▶ ASSIGNMENT: Exact copies of all the lines below are needed, without the pictures.

▶ RECORDS:
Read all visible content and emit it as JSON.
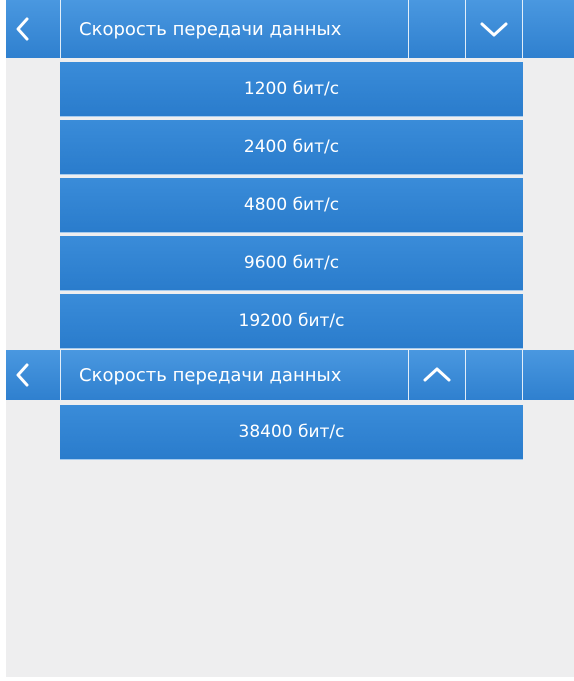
{
  "screens": [
    {
      "header": {
        "title": "Скорость передачи данных",
        "back_icon": "chevron-left-icon",
        "scroll_icon": "chevron-down-icon"
      },
      "items": [
        "1200 бит/с",
        "2400 бит/с",
        "4800 бит/с",
        "9600 бит/с",
        "19200 бит/с"
      ]
    },
    {
      "header": {
        "title": "Скорость передачи данных",
        "back_icon": "chevron-left-icon",
        "scroll_icon": "chevron-up-icon"
      },
      "items": [
        "38400 бит/с"
      ]
    }
  ],
  "colors": {
    "accent": "#2f82d2",
    "background": "#eeeeef",
    "text_on_accent": "#ffffff"
  }
}
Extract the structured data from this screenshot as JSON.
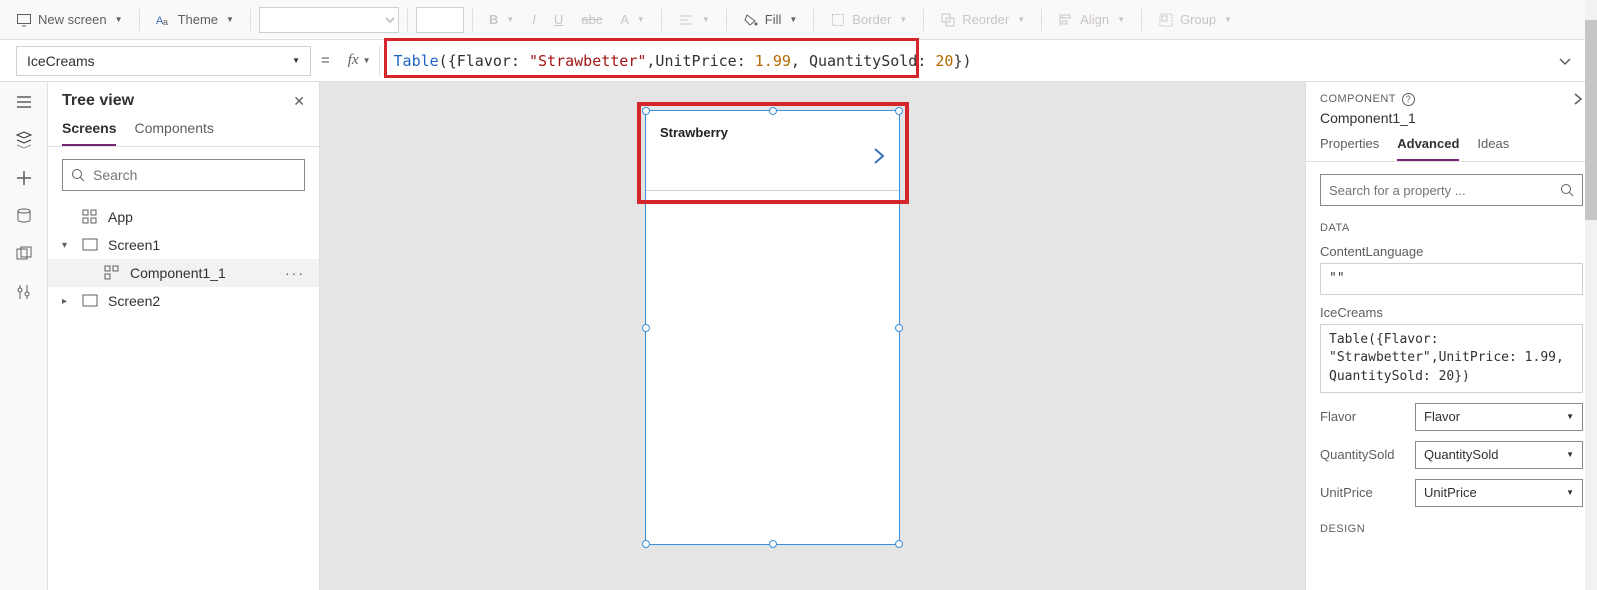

▶ ANSWER AREA:
Read all visible content and emit it as JSON.
{
  "screens": [
    {
      "header": {
        "title": "Скорость передачи данных",
        "back_icon": "chevron-left-icon",
        "scroll_icon": "chevron-down-icon"
      },
      "items": [
        "1200 бит/с",
        "2400 бит/с",
        "4800 бит/с",
        "9600 бит/с",
        "19200 бит/с"
      ]
    },
    {
      "header": {
        "title": "Скорость передачи данных",
        "back_icon": "chevron-left-icon",
        "scroll_icon": "chevron-up-icon"
      },
      "items": [
        "38400 бит/с"
      ]
    }
  ],
  "colors": {
    "accent": "#2f82d2",
    "background": "#eeeeef",
    "text_on_accent": "#ffffff"
  }
}
Extract the structured data from this screenshot as JSON.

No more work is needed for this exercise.